    Isaac is an alien robot on The Orville, a new comedy series from Fox.  He comes from a planet inhabited entirely by non-biological beings who feel they’re superior to humans, accepting the post as a way to study that inferior lifeform.  Predictably befuddled when introduced to the vagaries and idiosyncrasies of human life, Isaac proves a quick study and is soon with the program, carrying out practical jokes and using slang.

    Is this going to happen?  We read daily of new applications for robotics.  Some, like a recently introduced faux dog, are innocuous.  Others raise questions about ethics and the survival of our species.  Designers are getting better and better at creating robots that mimic human actions and speech.  But how close are they to thinking like people, solving problems, or maintaining complex relationships with others?

    Academia and the private sector are hard at work trying to answer this question.  While the former concentrates primarily on the larger questions (human-like thought processing, motion, mimicry), the latter is dedicated to creating robots that solve industrial and domestic problems (cleaning, dangerous occupations).  Ethical questions, when they come up, are typically brushed off with a kind of myopic optimism.  This peculiarity is also evident when the subject is worker displacement.
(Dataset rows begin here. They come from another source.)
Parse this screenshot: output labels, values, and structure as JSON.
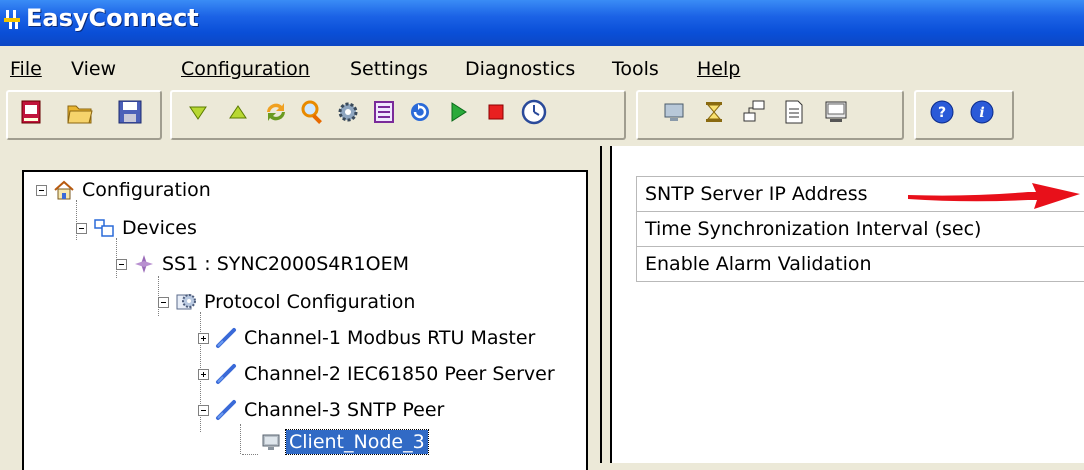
{
  "window": {
    "title": "EasyConnect"
  },
  "menu": {
    "items": [
      {
        "label": "File"
      },
      {
        "label": "View"
      },
      {
        "label": "Configuration"
      },
      {
        "label": "Settings"
      },
      {
        "label": "Diagnostics"
      },
      {
        "label": "Tools"
      },
      {
        "label": "Help"
      }
    ]
  },
  "toolbar": {
    "icons": [
      "new-icon",
      "open-folder-icon",
      "save-icon",
      "download-icon",
      "upload-icon",
      "sync-icon",
      "search-icon",
      "settings-gear-icon",
      "list-icon",
      "refresh-icon",
      "play-icon",
      "stop-icon",
      "clock-icon",
      "monitor-icon",
      "hourglass-icon",
      "network-icon",
      "document-icon",
      "terminal-icon",
      "help-icon",
      "info-icon"
    ]
  },
  "tree": {
    "nodes": [
      {
        "label": "Configuration"
      },
      {
        "label": "Devices"
      },
      {
        "label": "SS1 : SYNC2000S4R1OEM"
      },
      {
        "label": "Protocol Configuration"
      },
      {
        "label": "Channel-1 Modbus RTU Master"
      },
      {
        "label": "Channel-2 IEC61850 Peer Server"
      },
      {
        "label": "Channel-3 SNTP Peer"
      },
      {
        "label": "Client_Node_3"
      }
    ]
  },
  "properties": {
    "rows": [
      {
        "label": "SNTP Server IP Address"
      },
      {
        "label": "Time Synchronization Interval (sec)"
      },
      {
        "label": "Enable Alarm Validation"
      }
    ]
  },
  "colors": {
    "titlebar": "#0a4fd8",
    "selection": "#316ac5",
    "arrow": "#e8101a"
  }
}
    Enter Project Management.  It is tempting to invoke expert systems when trying to discern the effect of robotics on the future of our industry.  An expert system takes a systematic approach to problem-solving through a tree-type algorithm that explores decision branches and settles on the best possible outcome.  It’s simple enough to plug such an algorithm into the “brain” of an android that’s also been programmed to drink coffee and talk about football.  This formula, on second thought, is fraught with stumbling blocks precisely due to the unpredictability of humans and happenstance.  Humans can invent problems where none have ever existed, and happenstance will conspire with Murphy’s Law to ensure that the impossible occurs at the worst time.  Voila!  Our “expert system” has just become an “update system”.
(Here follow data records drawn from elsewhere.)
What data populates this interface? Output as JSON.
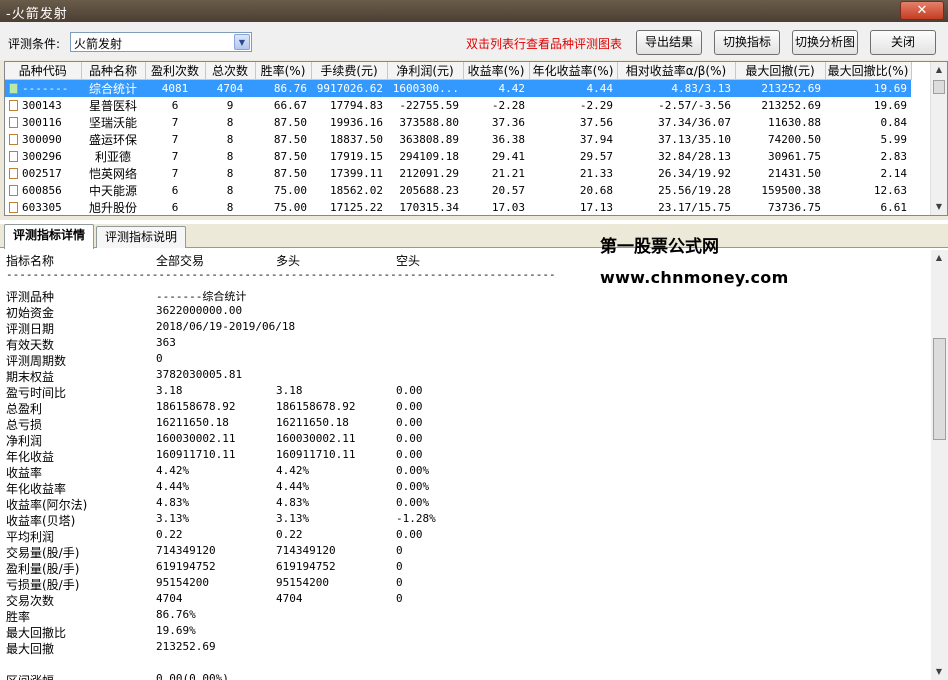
{
  "window": {
    "title": "-火箭发射",
    "close_label": "✕"
  },
  "toolbar": {
    "condition_label": "评测条件:",
    "condition_value": "火箭发射",
    "hint": "双击列表行查看品种评测图表",
    "export_label": "导出结果",
    "switch_indicator_label": "切换指标",
    "switch_chart_label": "切换分析图",
    "close_label": "关闭"
  },
  "grid": {
    "columns": [
      "品种代码",
      "品种名称",
      "盈利次数",
      "总次数",
      "胜率(%)",
      "手续费(元)",
      "净利润(元)",
      "收益率(%)",
      "年化收益率(%)",
      "相对收益率α/β(%)",
      "最大回撤(元)",
      "最大回撤比(%)"
    ],
    "rows": [
      [
        "-------",
        "综合统计",
        "4081",
        "4704",
        "86.76",
        "9917026.62",
        "1600300...",
        "4.42",
        "4.44",
        "4.83/3.13",
        "213252.69",
        "19.69"
      ],
      [
        "300143",
        "星普医科",
        "6",
        "9",
        "66.67",
        "17794.83",
        "-22755.59",
        "-2.28",
        "-2.29",
        "-2.57/-3.56",
        "213252.69",
        "19.69"
      ],
      [
        "300116",
        "坚瑞沃能",
        "7",
        "8",
        "87.50",
        "19936.16",
        "373588.80",
        "37.36",
        "37.56",
        "37.34/36.07",
        "11630.88",
        "0.84"
      ],
      [
        "300090",
        "盛运环保",
        "7",
        "8",
        "87.50",
        "18837.50",
        "363808.89",
        "36.38",
        "37.94",
        "37.13/35.10",
        "74200.50",
        "5.99"
      ],
      [
        "300296",
        "利亚德",
        "7",
        "8",
        "87.50",
        "17919.15",
        "294109.18",
        "29.41",
        "29.57",
        "32.84/28.13",
        "30961.75",
        "2.83"
      ],
      [
        "002517",
        "恺英网络",
        "7",
        "8",
        "87.50",
        "17399.11",
        "212091.29",
        "21.21",
        "21.33",
        "26.34/19.92",
        "21431.50",
        "2.14"
      ],
      [
        "600856",
        "中天能源",
        "6",
        "8",
        "75.00",
        "18562.02",
        "205688.23",
        "20.57",
        "20.68",
        "25.56/19.28",
        "159500.38",
        "12.63"
      ],
      [
        "603305",
        "旭升股份",
        "6",
        "8",
        "75.00",
        "17125.22",
        "170315.34",
        "17.03",
        "17.13",
        "23.17/15.75",
        "73736.75",
        "6.61"
      ]
    ]
  },
  "tabs": [
    "评测指标详情",
    "评测指标说明"
  ],
  "watermark": {
    "line1": "第一股票公式网",
    "line2": "www.chnmoney.com"
  },
  "detail": {
    "headers": [
      "指标名称",
      "全部交易",
      "多头",
      "空头"
    ],
    "divider": "-----------------------------------------------------------------------------------",
    "rows": [
      [
        "评测品种",
        "-------综合统计",
        "",
        ""
      ],
      [
        "初始资金",
        "3622000000.00",
        "",
        ""
      ],
      [
        "评测日期",
        "2018/06/19-2019/06/18",
        "",
        ""
      ],
      [
        "有效天数",
        "363",
        "",
        ""
      ],
      [
        "评测周期数",
        "0",
        "",
        ""
      ],
      [
        "期末权益",
        "3782030005.81",
        "",
        ""
      ],
      [
        "盈亏时间比",
        "3.18",
        "3.18",
        "0.00"
      ],
      [
        "总盈利",
        "186158678.92",
        "186158678.92",
        "0.00"
      ],
      [
        "总亏损",
        "16211650.18",
        "16211650.18",
        "0.00"
      ],
      [
        "净利润",
        "160030002.11",
        "160030002.11",
        "0.00"
      ],
      [
        "年化收益",
        "160911710.11",
        "160911710.11",
        "0.00"
      ],
      [
        "收益率",
        "4.42%",
        "4.42%",
        "0.00%"
      ],
      [
        "年化收益率",
        "4.44%",
        "4.44%",
        "0.00%"
      ],
      [
        "收益率(阿尔法)",
        "4.83%",
        "4.83%",
        "0.00%"
      ],
      [
        "收益率(贝塔)",
        "3.13%",
        "3.13%",
        "-1.28%"
      ],
      [
        "平均利润",
        "0.22",
        "0.22",
        "0.00"
      ],
      [
        "交易量(股/手)",
        "714349120",
        "714349120",
        "0"
      ],
      [
        "盈利量(股/手)",
        "619194752",
        "619194752",
        "0"
      ],
      [
        "亏损量(股/手)",
        "95154200",
        "95154200",
        "0"
      ],
      [
        "交易次数",
        "4704",
        "4704",
        "0"
      ],
      [
        "胜率",
        "86.76%",
        "",
        ""
      ],
      [
        "最大回撤比",
        "19.69%",
        "",
        ""
      ],
      [
        "最大回撤",
        "213252.69",
        "",
        ""
      ],
      [
        "",
        "",
        "",
        ""
      ],
      [
        "区间涨幅",
        "0.00(0.00%)",
        "",
        ""
      ]
    ]
  }
}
    You techies out there are now itching to ask about machine-learning.  Much more advanced than expert systems, machine-learning algorithms actually learn from experience and apply these lessons as they keep working.  Used heavily in the financial industry and increasingly in the medical sector for activities like microsurgery, machine-learning technology is growing by leaps and bounds.

    But you, Project Manager, have a secret shield.  Your job not only involves making multiple decisions, taxing for the most advanced algorithm, you are also regularly required to arrive at these decisions simultaneously.  This means that the outcomes of any or all of the decisions affect both inputs into, and outcomes from, the rest.  Sound like something a machine can do easily?  Additionally, a significant part of your job is a little something called stakeholder management.  The “management” part of this often has far less to do with the mechanics of solving problems than with soothing ruffled feathers and offering reassurance.  In other words, the emotional component of project management remains high, and it will be some time before the AI industry is prepared to jump into that pool.
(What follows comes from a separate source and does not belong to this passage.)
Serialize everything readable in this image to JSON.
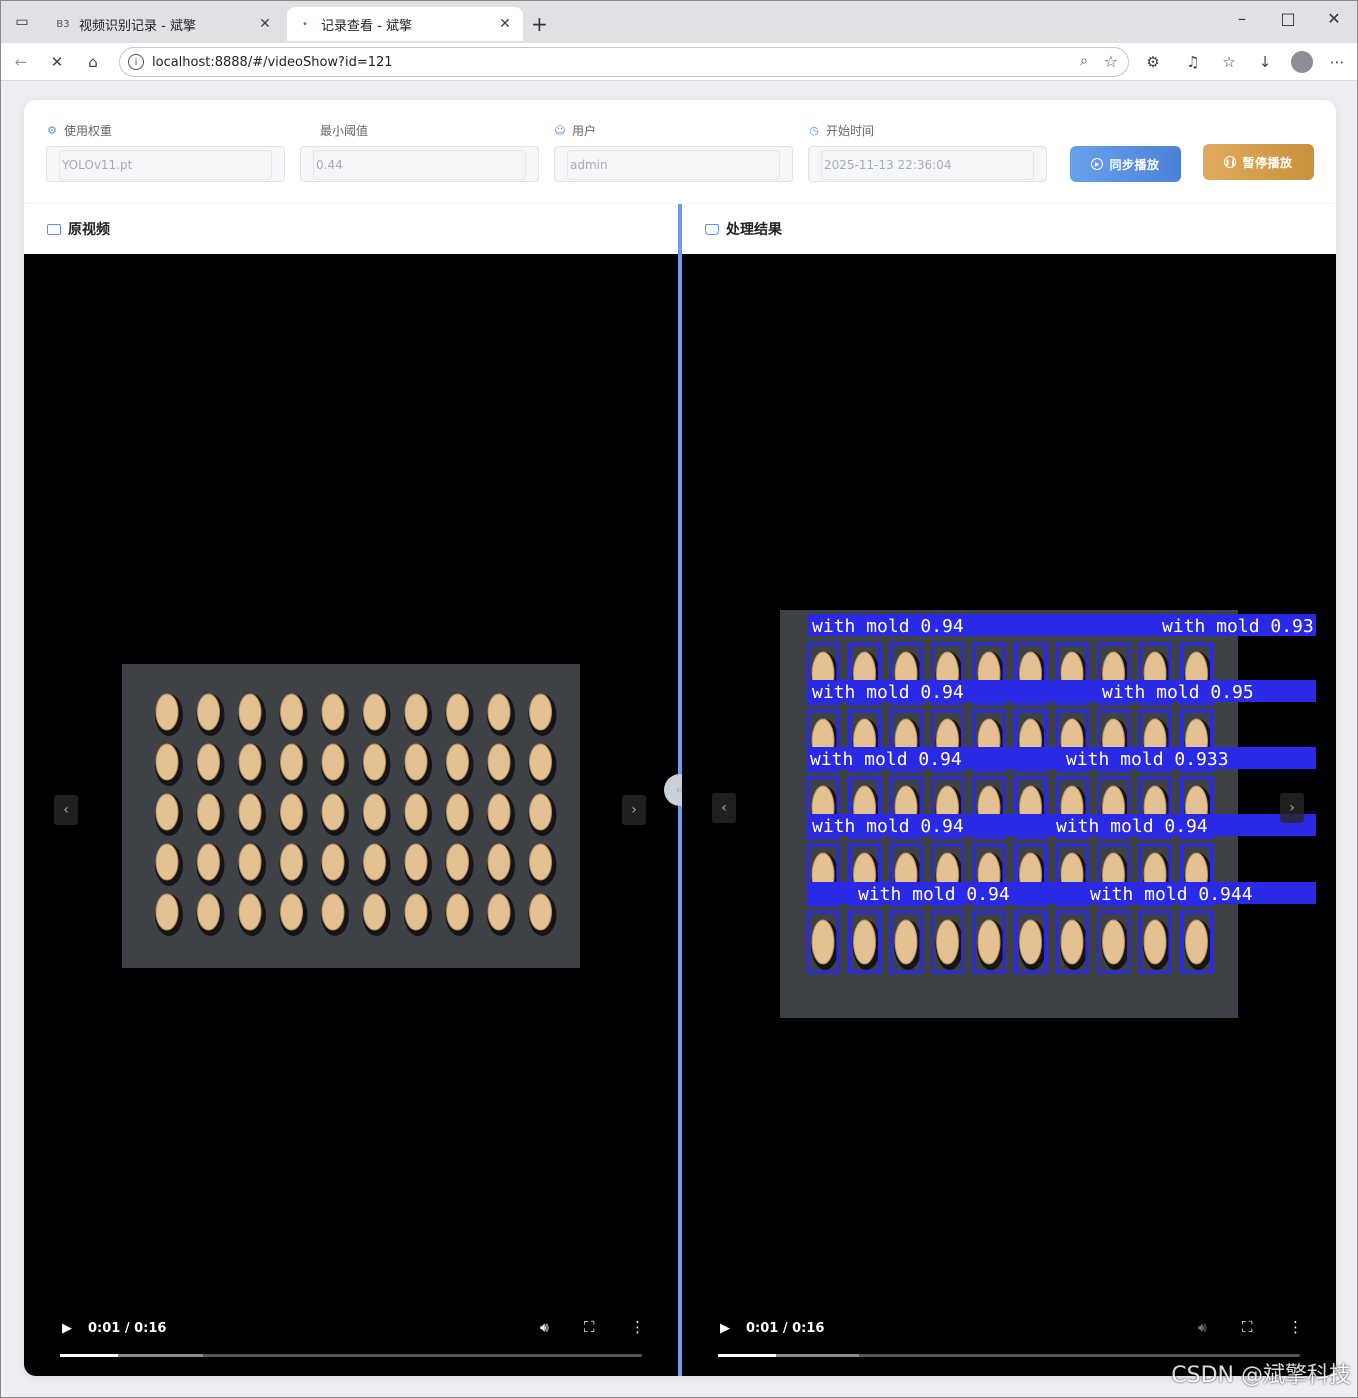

    So, while the auto industry and agriculture are snapping up robots for assembly and planting, it would appear that project management, for the time being, is safe.  R2D2’s not coming for your job.  He can’t even hold his own in a conversation at the water cooler.